Can depression cause money problems? Can money problems cause depression? Are the problems exclusive?
Cause or Effect?
Many people suffering from depression have money problems. While I’m absolutely positive that the depression may not be the direct effect of problems with finances, there is without a doubt an undeniable correlation. I want to be clear here: I do not speak of depression as a mood, but as a condition. We all get depressed at times, but some of us have a constant state of depression which requires medication and treatment. So can money problems be a cause of this devastating disease, or does the depression come as a result of the financial issues?
Here in the U.S. most of us dread health care expenses. It could be our premiums for insurance, an expensive procedure that may force us out of work, a diagnosis that will drain us financially (that may be fatal) or just lack of any insurance coverage. All of these scenarios can leave us broke and may lead to depression. Health care is expensive no matter how you look at it. If health care costs are one of the financial daggers pointed right at your heart, the best thing to do is surround yourself with friends and family. You do not want to spend even more for medication to help your depression, so keep your loved ones close. They may just save you some cash, even though you will probably never realize it.
Expensive health care could probably be considered both a cause and effect of depression…fortunately, there’s plenty of expensive medication that doctors can prescribe to help you out!

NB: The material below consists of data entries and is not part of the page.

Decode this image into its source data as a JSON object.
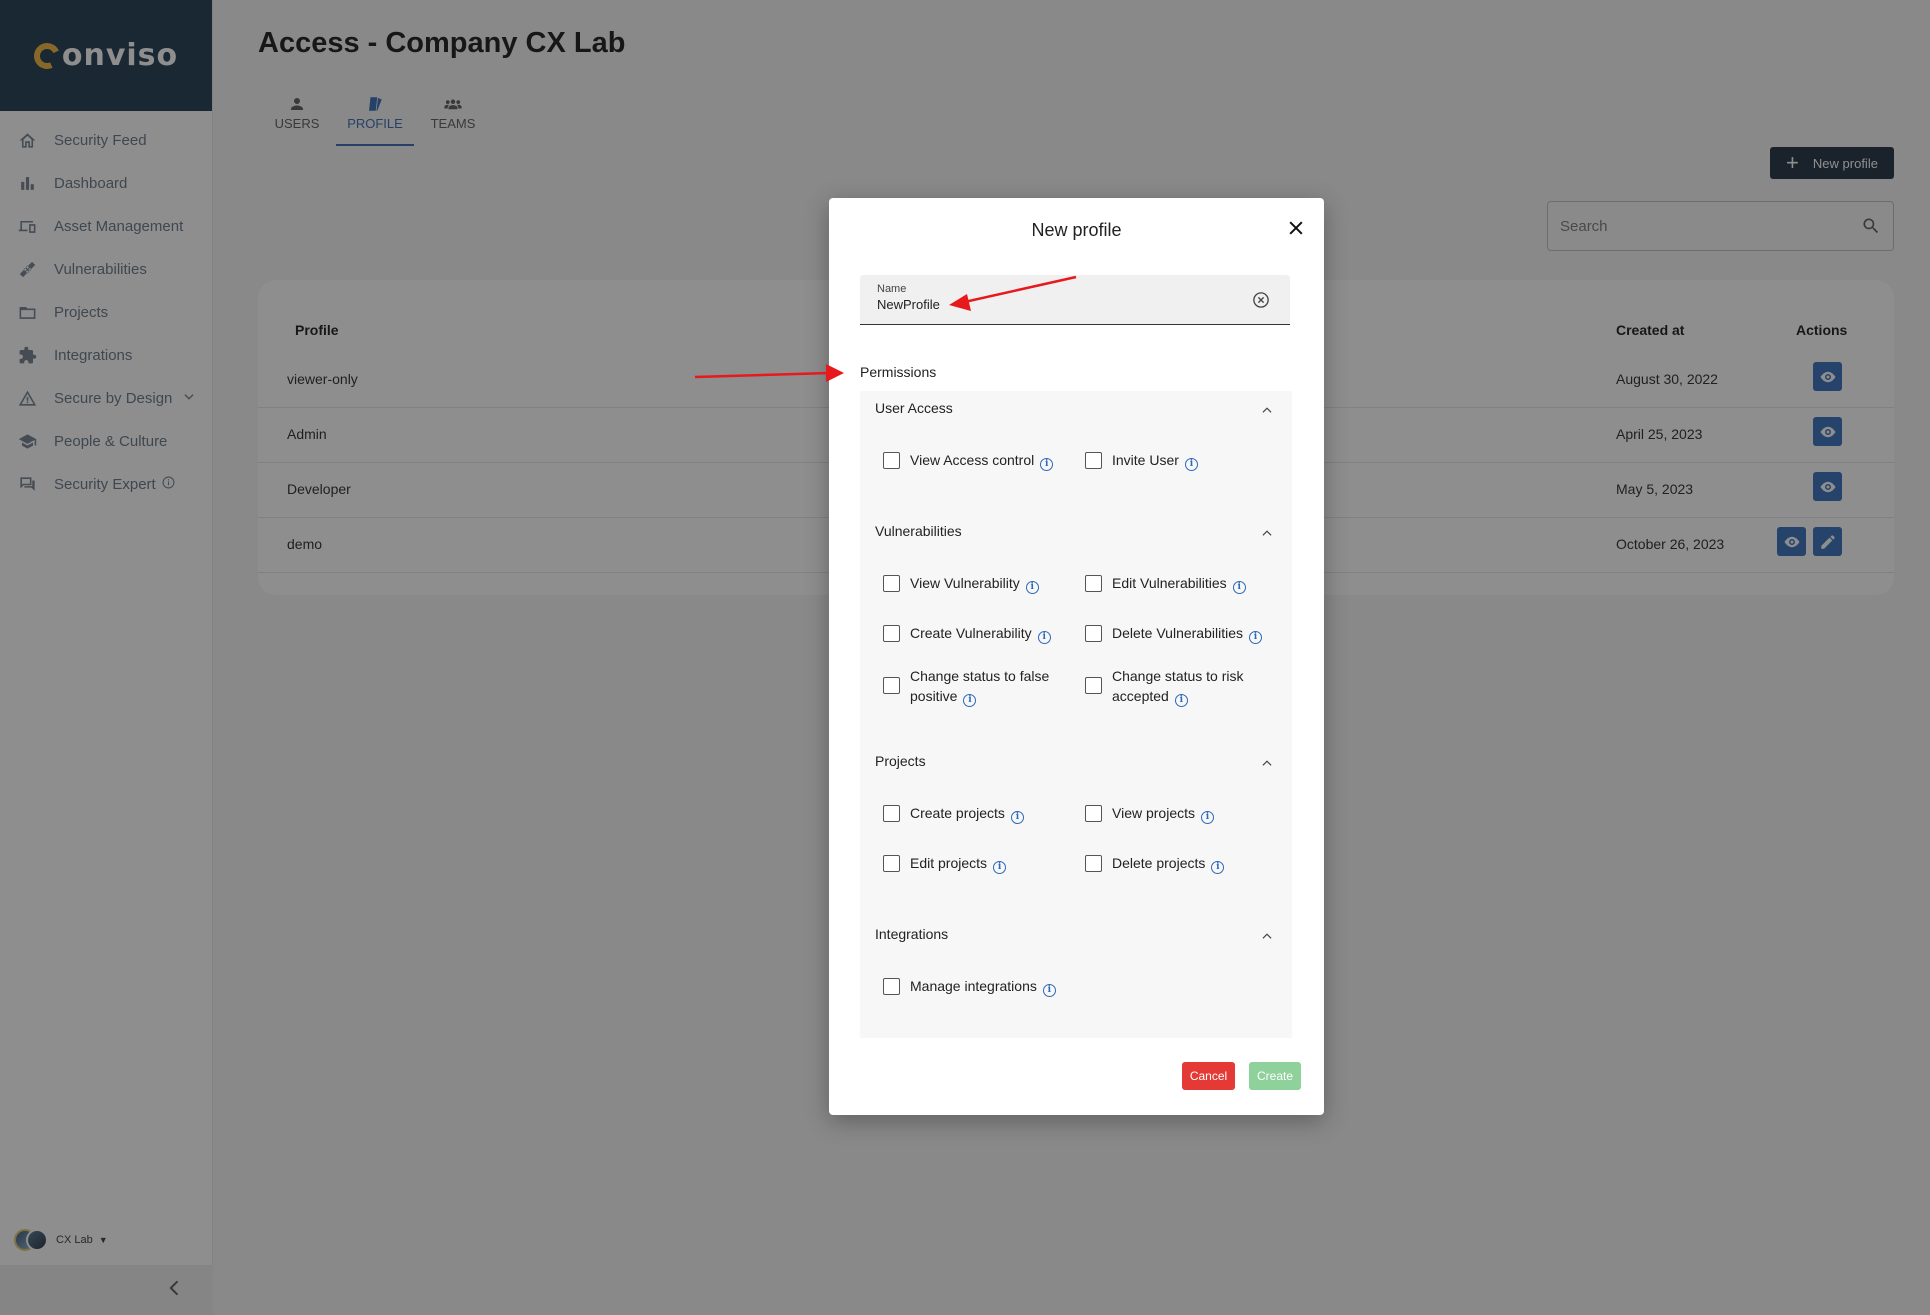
{
  "sidebar": {
    "brand": "onviso",
    "items": [
      {
        "label": "Security Feed",
        "icon": "home-icon"
      },
      {
        "label": "Dashboard",
        "icon": "bar-chart-icon"
      },
      {
        "label": "Asset Management",
        "icon": "devices-icon"
      },
      {
        "label": "Vulnerabilities",
        "icon": "bandage-icon"
      },
      {
        "label": "Projects",
        "icon": "folder-icon"
      },
      {
        "label": "Integrations",
        "icon": "puzzle-icon"
      },
      {
        "label": "Secure by Design",
        "icon": "warning-icon"
      },
      {
        "label": "People & Culture",
        "icon": "school-icon"
      },
      {
        "label": "Security Expert",
        "icon": "chat-icon"
      }
    ],
    "org_label": "CX Lab"
  },
  "page": {
    "title": "Access - Company CX Lab",
    "tabs": [
      {
        "label": "USERS",
        "icon": "person-icon",
        "active": false
      },
      {
        "label": "PROFILE",
        "icon": "badge-icon",
        "active": true
      },
      {
        "label": "TEAMS",
        "icon": "group-icon",
        "active": false
      }
    ],
    "new_profile_label": "New profile",
    "search_placeholder": "Search"
  },
  "table": {
    "headers": {
      "profile": "Profile",
      "created": "Created at",
      "actions": "Actions"
    },
    "rows": [
      {
        "name": "viewer-only",
        "created": "August 30, 2022",
        "editable": false
      },
      {
        "name": "Admin",
        "created": "April 25, 2023",
        "editable": false
      },
      {
        "name": "Developer",
        "created": "May 5, 2023",
        "editable": false
      },
      {
        "name": "demo",
        "created": "October 26, 2023",
        "editable": true
      }
    ]
  },
  "dialog": {
    "title": "New profile",
    "name_label": "Name",
    "name_value": "NewProfile",
    "permissions_label": "Permissions",
    "sections": {
      "user_access": {
        "title": "User Access",
        "items": [
          "View Access control",
          "Invite User"
        ]
      },
      "vulnerabilities": {
        "title": "Vulnerabilities",
        "items": [
          "View Vulnerability",
          "Edit Vulnerabilities",
          "Create Vulnerability",
          "Delete Vulnerabilities",
          "Change status to false positive",
          "Change status to risk accepted"
        ]
      },
      "projects": {
        "title": "Projects",
        "items": [
          "Create projects",
          "View projects",
          "Edit projects",
          "Delete projects"
        ]
      },
      "integrations": {
        "title": "Integrations",
        "items": [
          "Manage integrations"
        ]
      }
    },
    "cancel_label": "Cancel",
    "create_label": "Create"
  },
  "colors": {
    "brand_bg": "#17324a",
    "primary": "#2d69b8",
    "cancel": "#e53935",
    "create_disabled": "#8fd19a",
    "annotation_arrow": "#e8191c"
  }
}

Did you just spend $3500 on a living room set that you know you can not afford? What about that treadmill you bought to get back in shape? Have you ever seen that much dust before on one appliance? Probably not. Some large expenses come with a void the size of the bill you are left with. Spending on large items, whether necessities or wants may just leave you broke and feeling empty inside. Large expenses may be a cause of depression, but also may be an effect…see “binge spending”.
Getting fired or laid off is often a quick road to depression-ville. There is almost nothing that takes more of a toll on your psyche than being told you are not needed or wanted any longer. Unfortunately, this unfortunate and often unexpected event is usually followed by money problems. The ultimate double-whammy. This one can definitely be considered a cause of depression.
Many of us do not make a lot of money (myself included). While I feel as if I do plenty to improve my situation financially, many do not. Being stuck in a “dead end” job or profession may get you down. Some people can get past the low salary and do plenty to improve their financial situation, and some do nothing. Those who do nothing will most definitely feel unfulfilled, and many may suffer from depression sometime in their lives. Low income is one of the easiest fixes in your financial life. It may not seem so, but it is easier than you think. This can be considered a cause of depression, but if this depression is already affecting you, it may stunt your financial growth (especially in the job market).
If you can not take care of your money, it will never take care of you. Poor management of finances can easily lead to depression, along with plenty of headaches for the rest of your life. This one is without doubt a cause of depression. It is only lack of intelligence that will cause you to make poor money decisions, it can not be blamed on depression.
Even though there are only a few choices above that are effects of depression, binge spending may be the worst for your finances. If you are depressed, you may spend money you do not have. Like an alcoholic flocking to booze, or a drug addict falling “off the wagon”, it does not take much for a binge spender to go off the deep end. One aggravating event can send the binge spender to the store to break out the credit card and cause a deeper chasm. One of the worst repercussions of binge spending (other than huge amounts of debt) is the unfulfilled feeling that one gets afterward. Sure, nice things are great. If you are spending money on things you do not need, they are not nice things…they are just things.
Ok, so there are no direct correlations between depression and money problems. I did not actually think I would find any, but I did want to bring to the surface a connection, because (in my opinion) there is one. If you comment on this post, please be sure to comment about what a fool I am for thinking there is any link at all.